### Task prompt
Copy out the listing below so that each line matches exactly.

= = = = = = =

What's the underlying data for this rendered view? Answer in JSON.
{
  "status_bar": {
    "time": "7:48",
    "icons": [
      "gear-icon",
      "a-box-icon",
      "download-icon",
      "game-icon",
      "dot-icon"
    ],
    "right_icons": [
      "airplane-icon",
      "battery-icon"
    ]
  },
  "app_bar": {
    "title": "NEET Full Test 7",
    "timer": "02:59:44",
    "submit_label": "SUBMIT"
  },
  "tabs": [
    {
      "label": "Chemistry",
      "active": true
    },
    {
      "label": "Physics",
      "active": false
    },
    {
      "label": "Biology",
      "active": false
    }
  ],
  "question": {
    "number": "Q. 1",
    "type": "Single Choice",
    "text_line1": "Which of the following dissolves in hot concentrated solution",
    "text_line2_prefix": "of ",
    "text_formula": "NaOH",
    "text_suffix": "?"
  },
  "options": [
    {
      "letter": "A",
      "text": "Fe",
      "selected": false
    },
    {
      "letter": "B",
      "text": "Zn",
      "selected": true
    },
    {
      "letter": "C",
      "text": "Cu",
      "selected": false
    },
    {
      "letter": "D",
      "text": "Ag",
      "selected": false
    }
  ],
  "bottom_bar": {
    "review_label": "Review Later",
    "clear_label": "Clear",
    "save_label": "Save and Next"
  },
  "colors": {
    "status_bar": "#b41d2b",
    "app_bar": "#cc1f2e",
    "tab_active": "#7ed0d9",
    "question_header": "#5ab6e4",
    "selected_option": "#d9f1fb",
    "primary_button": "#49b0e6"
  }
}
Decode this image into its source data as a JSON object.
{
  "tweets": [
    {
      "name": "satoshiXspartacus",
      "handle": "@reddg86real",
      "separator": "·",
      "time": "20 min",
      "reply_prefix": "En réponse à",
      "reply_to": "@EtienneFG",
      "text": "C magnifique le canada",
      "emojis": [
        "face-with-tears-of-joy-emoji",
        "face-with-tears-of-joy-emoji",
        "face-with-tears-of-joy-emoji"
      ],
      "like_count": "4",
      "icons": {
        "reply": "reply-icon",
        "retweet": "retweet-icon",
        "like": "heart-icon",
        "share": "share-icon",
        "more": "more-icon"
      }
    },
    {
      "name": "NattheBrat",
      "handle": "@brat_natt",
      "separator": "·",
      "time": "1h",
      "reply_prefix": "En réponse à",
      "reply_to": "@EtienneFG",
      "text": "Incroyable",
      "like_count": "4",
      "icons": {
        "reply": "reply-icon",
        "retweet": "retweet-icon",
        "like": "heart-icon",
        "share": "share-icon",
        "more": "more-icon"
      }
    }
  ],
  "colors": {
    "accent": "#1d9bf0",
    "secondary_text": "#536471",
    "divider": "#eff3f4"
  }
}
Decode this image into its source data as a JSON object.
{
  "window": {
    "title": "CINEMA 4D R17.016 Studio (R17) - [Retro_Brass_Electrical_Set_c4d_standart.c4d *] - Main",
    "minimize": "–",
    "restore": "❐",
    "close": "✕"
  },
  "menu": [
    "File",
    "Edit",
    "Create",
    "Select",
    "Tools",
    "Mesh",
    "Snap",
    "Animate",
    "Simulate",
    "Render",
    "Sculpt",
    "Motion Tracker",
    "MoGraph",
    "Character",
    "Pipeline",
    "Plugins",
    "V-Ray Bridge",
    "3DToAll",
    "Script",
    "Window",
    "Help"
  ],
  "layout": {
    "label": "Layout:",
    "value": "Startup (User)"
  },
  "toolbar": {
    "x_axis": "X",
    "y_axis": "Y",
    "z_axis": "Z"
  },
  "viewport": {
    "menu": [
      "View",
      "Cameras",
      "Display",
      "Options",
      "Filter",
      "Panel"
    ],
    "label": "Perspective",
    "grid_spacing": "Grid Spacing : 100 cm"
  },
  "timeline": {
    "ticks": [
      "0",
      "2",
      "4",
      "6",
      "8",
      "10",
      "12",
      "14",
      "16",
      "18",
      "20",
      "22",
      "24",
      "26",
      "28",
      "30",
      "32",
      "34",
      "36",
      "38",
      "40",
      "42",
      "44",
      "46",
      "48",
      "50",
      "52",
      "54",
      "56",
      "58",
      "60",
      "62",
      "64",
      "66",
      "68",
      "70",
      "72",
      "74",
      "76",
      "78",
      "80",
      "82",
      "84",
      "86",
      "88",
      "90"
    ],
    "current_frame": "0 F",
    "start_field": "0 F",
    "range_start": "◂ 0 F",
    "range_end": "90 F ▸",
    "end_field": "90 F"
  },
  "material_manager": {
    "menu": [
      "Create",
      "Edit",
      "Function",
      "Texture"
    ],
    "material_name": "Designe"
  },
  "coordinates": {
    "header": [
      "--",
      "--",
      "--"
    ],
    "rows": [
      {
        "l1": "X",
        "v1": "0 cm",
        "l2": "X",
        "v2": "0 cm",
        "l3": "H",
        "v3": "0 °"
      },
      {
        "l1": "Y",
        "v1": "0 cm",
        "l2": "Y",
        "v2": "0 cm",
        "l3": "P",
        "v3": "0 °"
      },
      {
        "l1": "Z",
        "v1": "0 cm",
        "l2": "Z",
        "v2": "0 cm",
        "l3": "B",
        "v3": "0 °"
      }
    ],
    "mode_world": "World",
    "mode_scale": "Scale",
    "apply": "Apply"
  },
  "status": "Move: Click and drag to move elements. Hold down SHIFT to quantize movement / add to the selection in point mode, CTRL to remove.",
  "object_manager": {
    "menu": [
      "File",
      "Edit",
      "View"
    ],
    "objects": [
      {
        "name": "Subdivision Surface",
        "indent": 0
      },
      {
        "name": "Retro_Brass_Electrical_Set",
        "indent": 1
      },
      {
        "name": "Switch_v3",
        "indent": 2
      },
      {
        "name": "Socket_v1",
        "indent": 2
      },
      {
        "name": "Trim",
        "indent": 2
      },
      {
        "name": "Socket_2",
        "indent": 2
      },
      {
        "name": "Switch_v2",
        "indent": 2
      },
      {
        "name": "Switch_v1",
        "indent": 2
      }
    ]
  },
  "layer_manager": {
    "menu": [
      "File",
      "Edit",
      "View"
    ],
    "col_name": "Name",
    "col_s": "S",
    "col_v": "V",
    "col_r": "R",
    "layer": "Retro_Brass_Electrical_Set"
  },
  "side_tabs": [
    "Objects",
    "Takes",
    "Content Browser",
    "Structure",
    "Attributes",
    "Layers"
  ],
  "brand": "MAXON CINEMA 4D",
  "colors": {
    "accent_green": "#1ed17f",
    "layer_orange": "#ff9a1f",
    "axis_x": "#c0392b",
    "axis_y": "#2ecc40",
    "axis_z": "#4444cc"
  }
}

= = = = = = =

### Output below
What's the underlying data for this rendered view? Answer in JSON.
{
  "status_bar": {
    "time": "7:48",
    "icons": [
      "gear-icon",
      "a-box-icon",
      "download-icon",
      "game-icon",
      "dot-icon"
    ],
    "right_icons": [
      "airplane-icon",
      "battery-icon"
    ]
  },
  "app_bar": {
    "title": "NEET Full Test 7",
    "timer": "02:59:44",
    "submit_label": "SUBMIT"
  },
  "tabs": [
    {
      "label": "Chemistry",
      "active": true
    },
    {
      "label": "Physics",
      "active": false
    },
    {
      "label": "Biology",
      "active": false
    }
  ],
  "question": {
    "number": "Q. 1",
    "type": "Single Choice",
    "text_line1": "Which of the following dissolves in hot concentrated solution",
    "text_line2_prefix": "of ",
    "text_formula": "NaOH",
    "text_suffix": "?"
  },
  "options": [
    {
      "letter": "A",
      "text": "Fe",
      "selected": false
    },
    {
      "letter": "B",
      "text": "Zn",
      "selected": true
    },
    {
      "letter": "C",
      "text": "Cu",
      "selected": false
    },
    {
      "letter": "D",
      "text": "Ag",
      "selected": false
    }
  ],
  "bottom_bar": {
    "review_label": "Review Later",
    "clear_label": "Clear",
    "save_label": "Save and Next"
  },
  "colors": {
    "status_bar": "#b41d2b",
    "app_bar": "#cc1f2e",
    "tab_active": "#7ed0d9",
    "question_header": "#5ab6e4",
    "selected_option": "#d9f1fb",
    "primary_button": "#49b0e6"
  }
}
Decode this image into its source data as a JSON object.
{
  "tweets": [
    {
      "name": "satoshiXspartacus",
      "handle": "@reddg86real",
      "separator": "·",
      "time": "20 min",
      "reply_prefix": "En réponse à",
      "reply_to": "@EtienneFG",
      "text": "C magnifique le canada",
      "emojis": [
        "face-with-tears-of-joy-emoji",
        "face-with-tears-of-joy-emoji",
        "face-with-tears-of-joy-emoji"
      ],
      "like_count": "4",
      "icons": {
        "reply": "reply-icon",
        "retweet": "retweet-icon",
        "like": "heart-icon",
        "share": "share-icon",
        "more": "more-icon"
      }
    },
    {
      "name": "NattheBrat",
      "handle": "@brat_natt",
      "separator": "·",
      "time": "1h",
      "reply_prefix": "En réponse à",
      "reply_to": "@EtienneFG",
      "text": "Incroyable",
      "like_count": "4",
      "icons": {
        "reply": "reply-icon",
        "retweet": "retweet-icon",
        "like": "heart-icon",
        "share": "share-icon",
        "more": "more-icon"
      }
    }
  ],
  "colors": {
    "accent": "#1d9bf0",
    "secondary_text": "#536471",
    "divider": "#eff3f4"
  }
}
Decode this image into its source data as a JSON object.
{
  "window": {
    "title": "CINEMA 4D R17.016 Studio (R17) - [Retro_Brass_Electrical_Set_c4d_standart.c4d *] - Main",
    "minimize": "–",
    "restore": "❐",
    "close": "✕"
  },
  "menu": [
    "File",
    "Edit",
    "Create",
    "Select",
    "Tools",
    "Mesh",
    "Snap",
    "Animate",
    "Simulate",
    "Render",
    "Sculpt",
    "Motion Tracker",
    "MoGraph",
    "Character",
    "Pipeline",
    "Plugins",
    "V-Ray Bridge",
    "3DToAll",
    "Script",
    "Window",
    "Help"
  ],
  "layout": {
    "label": "Layout:",
    "value": "Startup (User)"
  },
  "toolbar": {
    "x_axis": "X",
    "y_axis": "Y",
    "z_axis": "Z"
  },
  "viewport": {
    "menu": [
      "View",
      "Cameras",
      "Display",
      "Options",
      "Filter",
      "Panel"
    ],
    "label": "Perspective",
    "grid_spacing": "Grid Spacing : 100 cm"
  },
  "timeline": {
    "ticks": [
      "0",
      "2",
      "4",
      "6",
      "8",
      "10",
      "12",
      "14",
      "16",
      "18",
      "20",
      "22",
      "24",
      "26",
      "28",
      "30",
      "32",
      "34",
      "36",
      "38",
      "40",
      "42",
      "44",
      "46",
      "48",
      "50",
      "52",
      "54",
      "56",
      "58",
      "60",
      "62",
      "64",
      "66",
      "68",
      "70",
      "72",
      "74",
      "76",
      "78",
      "80",
      "82",
      "84",
      "86",
      "88",
      "90"
    ],
    "current_frame": "0 F",
    "start_field": "0 F",
    "range_start": "◂ 0 F",
    "range_end": "90 F ▸",
    "end_field": "90 F"
  },
  "material_manager": {
    "menu": [
      "Create",
      "Edit",
      "Function",
      "Texture"
    ],
    "material_name": "Designe"
  },
  "coordinates": {
    "header": [
      "--",
      "--",
      "--"
    ],
    "rows": [
      {
        "l1": "X",
        "v1": "0 cm",
        "l2": "X",
        "v2": "0 cm",
        "l3": "H",
        "v3": "0 °"
      },
      {
        "l1": "Y",
        "v1": "0 cm",
        "l2": "Y",
        "v2": "0 cm",
        "l3": "P",
        "v3": "0 °"
      },
      {
        "l1": "Z",
        "v1": "0 cm",
        "l2": "Z",
        "v2": "0 cm",
        "l3": "B",
        "v3": "0 °"
      }
    ],
    "mode_world": "World",
    "mode_scale": "Scale",
    "apply": "Apply"
  },
  "status": "Move: Click and drag to move elements. Hold down SHIFT to quantize movement / add to the selection in point mode, CTRL to remove.",
  "object_manager": {
    "menu": [
      "File",
      "Edit",
      "View"
    ],
    "objects": [
      {
        "name": "Subdivision Surface",
        "indent": 0
      },
      {
        "name": "Retro_Brass_Electrical_Set",
        "indent": 1
      },
      {
        "name": "Switch_v3",
        "indent": 2
      },
      {
        "name": "Socket_v1",
        "indent": 2
      },
      {
        "name": "Trim",
        "indent": 2
      },
      {
        "name": "Socket_2",
        "indent": 2
      },
      {
        "name": "Switch_v2",
        "indent": 2
      },
      {
        "name": "Switch_v1",
        "indent": 2
      }
    ]
  },
  "layer_manager": {
    "menu": [
      "File",
      "Edit",
      "View"
    ],
    "col_name": "Name",
    "col_s": "S",
    "col_v": "V",
    "col_r": "R",
    "layer": "Retro_Brass_Electrical_Set"
  },
  "side_tabs": [
    "Objects",
    "Takes",
    "Content Browser",
    "Structure",
    "Attributes",
    "Layers"
  ],
  "brand": "MAXON CINEMA 4D",
  "colors": {
    "accent_green": "#1ed17f",
    "layer_orange": "#ff9a1f",
    "axis_x": "#c0392b",
    "axis_y": "#2ecc40",
    "axis_z": "#4444cc"
  }
}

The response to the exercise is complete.